Lentils are a versatile and filling source of vegetable protein. There are many types from the posh Puy and beluga lentils to the supermarket staple red lentils. These recipes for lentil soup, stew and curry are very easy to make and use inexpensive ingredients; they are ideal for anyone looking for tasty, inexpensive and healthy meals.

Lentils are a good source of the trace mineral selenium  – it helps your immune system to fight viruses

Lentils don’t take long to prepare or need much experience of cooking.  As a bonus, you’ll have the  the satisfaction of feeding yourself and your friends well for very little money.

If pulses make you “windy”, rinse them well; the addition of the lemon juice and tomato helps to makes them more digestible. Or you can add a piece of kombu, a dried seaweed that you’ll find in health food shops. Cut off a piece about 2.5cm/1 inch long and cook with the lentils. It can be mixed in and eaten as part of the dish to give added minerals, including iodine, essential for thyroid function. Asfoetida is a spice used in India to aid the breakdown of beans and lentils; find it in the spice section in supermarkets.  Add one to two teaspoons with the other spices to aid digestion. 

 Metabolic Balance® followers, you can easily adapt the recipes to fit with your  personal food plan.

It is handy to have a food processor or hand blender for this recipe, but not essential – you just have to chop the vegetables more daintily.

lentil soup 1

  warming lentil soup with rye bread and mashed avocado

Lentil Soup (Serves 4)
30ml/ 1 tablespoon olive or coconut oil
1 onion, peeled and chopped
2 carrots, peeled and chopped
2 sticks of celery, chopped
1 garlic clove, chopped
200g/ 7oz red lentils, rinsed well
1 tsp  each of ground coriander and turmeric and 1-2 teaspoons of asfoetida (optional)
20g/ ¾oz fresh coriander or parsley, finely chopped (good to add but optional)
2 pints/1 litre of vegetable stock
1 tbsp of tomato puree
2.5cm/ 1” piece of root ginger peeled and finely chopped or grated
ground black pepper and a good squeeze of lemon juice

Preparation: If you have a food processor or hand blender, you can chop the vegetables into big chunks. If you don’t have a blender, aim for daintier pieces. Gently heat the oil in a large pan and add the onions. Sprinkle on the spices (coriander, turmeric and asfoestida). Cook for 3 minutes or until the onions have softened but not browned, stir a few times.Stir the carrots and celery into the spicy  onion mixture and cook gently for another 2 minutes.
Add the lentils and ginger.

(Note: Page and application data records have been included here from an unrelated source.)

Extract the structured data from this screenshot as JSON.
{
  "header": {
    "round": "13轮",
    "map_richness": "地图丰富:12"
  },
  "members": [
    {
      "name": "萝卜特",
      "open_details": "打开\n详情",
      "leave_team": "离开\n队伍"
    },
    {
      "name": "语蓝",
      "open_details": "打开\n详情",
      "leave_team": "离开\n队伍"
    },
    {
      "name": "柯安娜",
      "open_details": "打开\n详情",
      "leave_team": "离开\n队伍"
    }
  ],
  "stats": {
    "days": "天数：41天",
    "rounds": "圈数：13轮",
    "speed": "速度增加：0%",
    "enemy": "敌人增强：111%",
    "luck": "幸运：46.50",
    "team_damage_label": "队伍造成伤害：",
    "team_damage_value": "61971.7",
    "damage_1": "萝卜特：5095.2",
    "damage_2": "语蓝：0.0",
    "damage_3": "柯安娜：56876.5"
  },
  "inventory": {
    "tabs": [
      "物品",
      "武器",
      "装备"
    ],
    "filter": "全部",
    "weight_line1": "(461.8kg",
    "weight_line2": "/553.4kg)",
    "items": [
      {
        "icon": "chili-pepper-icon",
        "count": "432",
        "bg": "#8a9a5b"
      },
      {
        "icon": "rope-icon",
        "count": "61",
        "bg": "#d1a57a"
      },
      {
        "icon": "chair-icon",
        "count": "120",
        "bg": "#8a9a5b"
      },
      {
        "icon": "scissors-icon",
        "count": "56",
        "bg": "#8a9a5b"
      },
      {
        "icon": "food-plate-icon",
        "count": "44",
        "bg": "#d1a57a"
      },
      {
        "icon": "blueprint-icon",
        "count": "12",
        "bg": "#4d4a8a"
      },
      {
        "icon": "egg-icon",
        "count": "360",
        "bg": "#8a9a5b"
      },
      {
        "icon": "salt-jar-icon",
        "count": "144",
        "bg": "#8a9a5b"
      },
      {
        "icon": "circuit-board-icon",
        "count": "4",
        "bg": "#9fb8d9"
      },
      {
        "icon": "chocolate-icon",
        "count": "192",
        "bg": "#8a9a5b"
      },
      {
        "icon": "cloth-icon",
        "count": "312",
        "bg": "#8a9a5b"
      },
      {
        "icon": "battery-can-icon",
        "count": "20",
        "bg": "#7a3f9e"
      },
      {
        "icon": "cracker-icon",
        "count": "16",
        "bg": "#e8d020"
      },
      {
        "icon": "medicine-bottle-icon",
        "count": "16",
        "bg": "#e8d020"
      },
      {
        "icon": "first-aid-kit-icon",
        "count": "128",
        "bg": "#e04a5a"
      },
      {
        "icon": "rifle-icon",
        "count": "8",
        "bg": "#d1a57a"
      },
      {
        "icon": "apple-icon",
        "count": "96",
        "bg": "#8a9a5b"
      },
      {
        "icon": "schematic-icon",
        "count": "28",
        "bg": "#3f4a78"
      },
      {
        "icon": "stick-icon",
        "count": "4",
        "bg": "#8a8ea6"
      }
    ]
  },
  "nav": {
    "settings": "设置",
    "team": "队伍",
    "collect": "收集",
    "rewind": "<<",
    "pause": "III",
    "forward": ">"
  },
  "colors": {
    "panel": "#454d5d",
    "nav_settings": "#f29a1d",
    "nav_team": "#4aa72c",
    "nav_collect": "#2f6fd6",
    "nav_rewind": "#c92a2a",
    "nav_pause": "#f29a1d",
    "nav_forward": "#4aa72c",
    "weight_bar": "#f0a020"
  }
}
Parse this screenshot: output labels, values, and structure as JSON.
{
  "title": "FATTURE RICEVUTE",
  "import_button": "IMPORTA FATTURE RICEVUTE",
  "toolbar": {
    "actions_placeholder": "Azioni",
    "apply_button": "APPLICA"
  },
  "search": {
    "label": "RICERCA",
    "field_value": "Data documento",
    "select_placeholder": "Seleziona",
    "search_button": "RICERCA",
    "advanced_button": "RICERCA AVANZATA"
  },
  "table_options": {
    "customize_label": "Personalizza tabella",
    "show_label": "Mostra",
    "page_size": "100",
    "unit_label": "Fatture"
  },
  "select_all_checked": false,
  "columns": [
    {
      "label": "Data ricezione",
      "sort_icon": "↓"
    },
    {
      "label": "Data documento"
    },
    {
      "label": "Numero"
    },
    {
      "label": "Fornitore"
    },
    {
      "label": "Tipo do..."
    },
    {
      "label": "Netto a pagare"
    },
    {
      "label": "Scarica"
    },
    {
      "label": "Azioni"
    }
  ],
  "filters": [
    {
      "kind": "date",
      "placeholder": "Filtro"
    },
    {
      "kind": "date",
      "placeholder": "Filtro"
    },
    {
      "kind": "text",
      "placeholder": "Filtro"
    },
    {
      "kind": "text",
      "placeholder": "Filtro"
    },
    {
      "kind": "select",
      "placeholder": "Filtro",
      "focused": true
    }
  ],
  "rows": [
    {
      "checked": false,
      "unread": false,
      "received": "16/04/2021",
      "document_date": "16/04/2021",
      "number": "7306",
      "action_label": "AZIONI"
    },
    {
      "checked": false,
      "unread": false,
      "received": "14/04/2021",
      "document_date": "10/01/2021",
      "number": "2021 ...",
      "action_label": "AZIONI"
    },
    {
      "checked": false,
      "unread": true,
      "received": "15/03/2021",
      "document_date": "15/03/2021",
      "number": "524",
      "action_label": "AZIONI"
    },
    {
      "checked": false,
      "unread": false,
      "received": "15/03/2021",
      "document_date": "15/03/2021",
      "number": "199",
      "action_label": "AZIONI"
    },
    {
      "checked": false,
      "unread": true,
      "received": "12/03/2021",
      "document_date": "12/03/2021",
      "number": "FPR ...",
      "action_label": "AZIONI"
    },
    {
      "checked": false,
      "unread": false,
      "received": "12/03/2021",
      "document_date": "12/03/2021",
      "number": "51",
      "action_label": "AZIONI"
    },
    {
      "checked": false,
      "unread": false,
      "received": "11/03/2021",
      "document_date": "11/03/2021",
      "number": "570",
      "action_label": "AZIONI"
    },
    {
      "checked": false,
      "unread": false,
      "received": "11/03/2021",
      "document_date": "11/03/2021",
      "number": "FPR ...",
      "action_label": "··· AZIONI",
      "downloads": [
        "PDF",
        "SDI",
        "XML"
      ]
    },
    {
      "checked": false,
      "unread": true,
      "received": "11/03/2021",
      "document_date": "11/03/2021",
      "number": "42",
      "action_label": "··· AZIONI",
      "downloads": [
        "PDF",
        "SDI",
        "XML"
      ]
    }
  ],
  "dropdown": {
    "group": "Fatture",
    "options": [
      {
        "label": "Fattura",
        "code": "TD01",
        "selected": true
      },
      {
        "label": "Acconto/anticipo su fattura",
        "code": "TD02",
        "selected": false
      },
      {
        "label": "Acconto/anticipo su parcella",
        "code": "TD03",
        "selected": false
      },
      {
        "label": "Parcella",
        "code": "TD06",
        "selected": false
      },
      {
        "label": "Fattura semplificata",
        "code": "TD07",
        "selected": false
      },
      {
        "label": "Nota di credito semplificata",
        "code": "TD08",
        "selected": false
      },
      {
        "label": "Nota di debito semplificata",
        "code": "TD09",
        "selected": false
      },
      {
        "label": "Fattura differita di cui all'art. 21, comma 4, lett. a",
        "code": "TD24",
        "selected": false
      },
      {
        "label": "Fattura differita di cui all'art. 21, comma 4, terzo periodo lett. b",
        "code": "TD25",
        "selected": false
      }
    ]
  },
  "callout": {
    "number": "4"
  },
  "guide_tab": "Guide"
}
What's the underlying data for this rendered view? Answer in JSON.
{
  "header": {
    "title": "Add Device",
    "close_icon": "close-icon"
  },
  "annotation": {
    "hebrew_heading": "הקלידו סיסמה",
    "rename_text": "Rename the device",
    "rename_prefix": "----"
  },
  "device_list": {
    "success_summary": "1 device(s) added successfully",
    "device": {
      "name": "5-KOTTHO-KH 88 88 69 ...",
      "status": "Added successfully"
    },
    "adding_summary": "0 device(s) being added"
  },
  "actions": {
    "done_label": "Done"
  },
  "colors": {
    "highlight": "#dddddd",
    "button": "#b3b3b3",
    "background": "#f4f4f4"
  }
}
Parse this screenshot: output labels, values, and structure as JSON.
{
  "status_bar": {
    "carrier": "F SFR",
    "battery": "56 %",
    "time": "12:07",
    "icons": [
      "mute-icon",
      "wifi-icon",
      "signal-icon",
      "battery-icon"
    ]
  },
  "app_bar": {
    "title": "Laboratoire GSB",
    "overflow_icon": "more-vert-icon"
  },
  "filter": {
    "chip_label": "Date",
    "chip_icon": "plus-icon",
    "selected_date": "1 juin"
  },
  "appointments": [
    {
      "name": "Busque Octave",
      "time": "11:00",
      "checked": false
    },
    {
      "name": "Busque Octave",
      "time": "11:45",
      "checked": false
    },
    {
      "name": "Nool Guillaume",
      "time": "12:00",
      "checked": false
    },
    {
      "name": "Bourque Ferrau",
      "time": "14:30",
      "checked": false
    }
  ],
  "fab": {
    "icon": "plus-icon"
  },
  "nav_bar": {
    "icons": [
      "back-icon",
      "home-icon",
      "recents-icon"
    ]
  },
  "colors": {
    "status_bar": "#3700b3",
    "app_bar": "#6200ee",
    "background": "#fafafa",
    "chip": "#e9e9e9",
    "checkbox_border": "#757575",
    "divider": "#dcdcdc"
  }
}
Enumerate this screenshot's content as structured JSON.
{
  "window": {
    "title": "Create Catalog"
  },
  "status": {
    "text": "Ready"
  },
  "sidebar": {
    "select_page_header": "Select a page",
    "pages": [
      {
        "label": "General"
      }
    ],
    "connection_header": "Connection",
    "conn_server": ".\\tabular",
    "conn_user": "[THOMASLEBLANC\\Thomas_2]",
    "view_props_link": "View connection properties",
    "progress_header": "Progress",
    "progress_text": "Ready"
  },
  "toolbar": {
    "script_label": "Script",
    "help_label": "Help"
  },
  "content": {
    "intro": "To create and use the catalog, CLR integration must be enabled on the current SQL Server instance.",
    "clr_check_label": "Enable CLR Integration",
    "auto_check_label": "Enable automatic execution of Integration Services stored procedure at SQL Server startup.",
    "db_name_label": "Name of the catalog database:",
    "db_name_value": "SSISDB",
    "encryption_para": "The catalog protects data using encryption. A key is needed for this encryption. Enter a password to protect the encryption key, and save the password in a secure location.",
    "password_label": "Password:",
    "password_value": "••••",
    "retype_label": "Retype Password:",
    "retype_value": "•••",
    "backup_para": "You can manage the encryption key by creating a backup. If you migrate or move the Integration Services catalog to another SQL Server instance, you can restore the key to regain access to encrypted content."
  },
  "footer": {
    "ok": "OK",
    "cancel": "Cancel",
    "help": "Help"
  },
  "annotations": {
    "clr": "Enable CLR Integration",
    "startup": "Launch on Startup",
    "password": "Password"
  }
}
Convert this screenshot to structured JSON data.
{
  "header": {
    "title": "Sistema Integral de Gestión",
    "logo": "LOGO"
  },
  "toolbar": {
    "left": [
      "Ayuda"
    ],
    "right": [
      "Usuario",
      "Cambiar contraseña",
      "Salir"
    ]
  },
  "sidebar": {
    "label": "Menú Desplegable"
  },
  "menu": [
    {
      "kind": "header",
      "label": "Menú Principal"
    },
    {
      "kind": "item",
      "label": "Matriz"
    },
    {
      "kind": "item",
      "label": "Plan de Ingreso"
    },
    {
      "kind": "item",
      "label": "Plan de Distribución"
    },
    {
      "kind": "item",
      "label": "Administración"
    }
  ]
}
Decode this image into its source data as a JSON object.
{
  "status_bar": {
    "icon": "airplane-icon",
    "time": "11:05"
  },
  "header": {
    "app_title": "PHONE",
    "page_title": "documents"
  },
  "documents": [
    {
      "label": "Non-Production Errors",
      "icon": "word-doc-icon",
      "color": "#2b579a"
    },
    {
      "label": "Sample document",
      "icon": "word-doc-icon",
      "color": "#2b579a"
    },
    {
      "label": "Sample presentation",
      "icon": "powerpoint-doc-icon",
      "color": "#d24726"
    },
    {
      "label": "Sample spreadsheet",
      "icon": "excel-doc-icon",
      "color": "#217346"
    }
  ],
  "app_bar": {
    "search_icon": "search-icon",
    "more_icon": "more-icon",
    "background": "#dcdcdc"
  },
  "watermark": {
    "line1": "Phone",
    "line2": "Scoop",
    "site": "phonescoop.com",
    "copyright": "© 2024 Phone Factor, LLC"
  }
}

Stir well to mix all the ingredients together.
Pour in the stock, add the tomato puree, and stir again. Bring to the boil, stir, then reduce the heat and simmer for 30 minutes, or until the lentils are soft and mushy; the vegetables should  be cooked by now.
Add the garlic and fresh coriander/parsley (if using). Allow the soup to cool slightly then liquidise in a food processor or use a hand blender (you can transfer the soup to a large jug to do this or liquidise while still in the pan; beware of splashes!). Add the lemon juice and a shake of black pepper and serve.
In the unlikely event that there is any left over, this soup will keep in the fridge for 3 days.

Tip: Don’t forget to add seaweed or asfoetida to make pulses more digestible (see introductory paragraph above)

Lentil Stew
Follow the recipe for lentil soup but add less liquid – ½ a litre/1 pint should be about right – to make a thick lentil stew. There’s no need to liquidise the mixture which thickens magically as it cooks. Just make sure it doesn’t boil dry and add more liquid if needed. This stew is good with rice or a jacket potato and green salad. 

wishing you the best of health,